Annual and lifetime allowances and new LTA protections

The announcement in last year's Autumn Statement that the annual and lifetime allowances would be reduced to £40,000 and £1.25 million, respectively, from 2014/15 also included references to two new types of protection for individuals affected. These protections are currently known as 'fixed protection 2014' and 'personalised protection'.

Fixed protection 2014 would work in the same way as existing fixed protection. Anyone with UK tax relieved pension savings would be able to apply for fixed protection 2014 regardless of the current level of their pension savings, provided they do not have one of the existing protections from the LTA (primary, enhanced or fixed protection).

Personalised protection is the subject of HMRC feasibility discussions with 'interested parties', along with discussions about whether such protection could be applied for at the same time as 2014 fixed protection. The idea is that personalised protection would give people with pension pots over £1.25 million on 5 April 2014 an LTA of the greater of (1) the value of their pension rights on 5 April 2014 (up to £1.5 million) and (2) the standard LTA (i.e. £1.25 million from April 2014). Unlike fixed protection 2014, people with personalised protection would be allowed to continue building up pension without losing their protection.

Takeover Code consultation

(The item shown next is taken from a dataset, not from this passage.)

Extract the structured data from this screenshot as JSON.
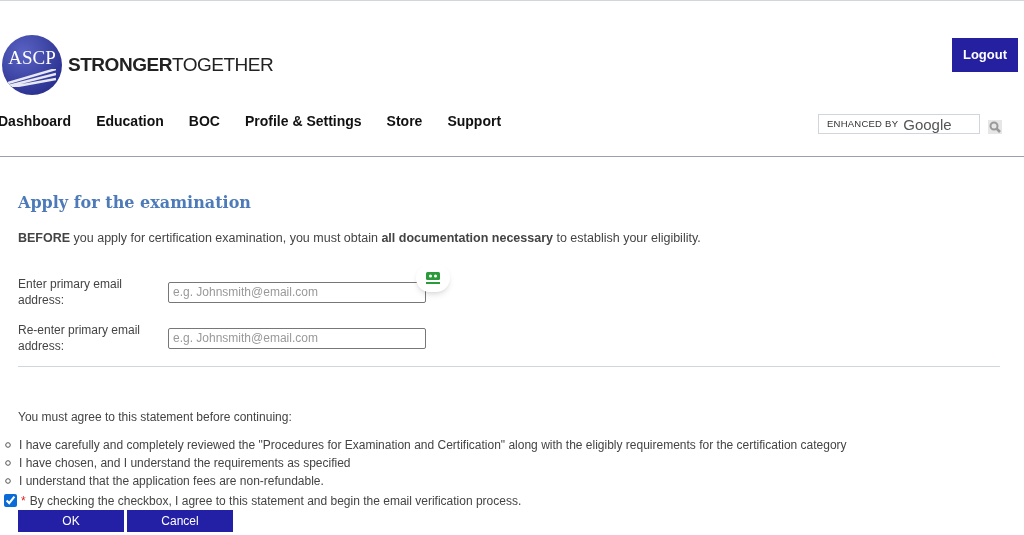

Last summer, the Takeover Panel issued a consultation about extending the Takeover Code in relation to pensions. The proposals aim to facilitate debate at an early stage by, among other things, requiring bidders to set out their plans for the target's pension scheme over the next 12 months, in the absence of a 'material change of circumstances' (there is no definition of a 'material change of circumstances'). The proposals also give trustees the right to express their views on the bid and where the bidder and trustees agree on the future funding of the scheme, a summary of that agreement must be publicised.

Trustees are often brought into the process at a relatively early stage where there is a possible weakening of the employer covenant. However, the proposals will mark a change for those trustees who would otherwise have been kept out of the process until a late stage. This change could, potentially, give those trustees greater influence over the outcome for the scheme.

The consultation closed last September so it is to be hoped that final changes will be announced this year.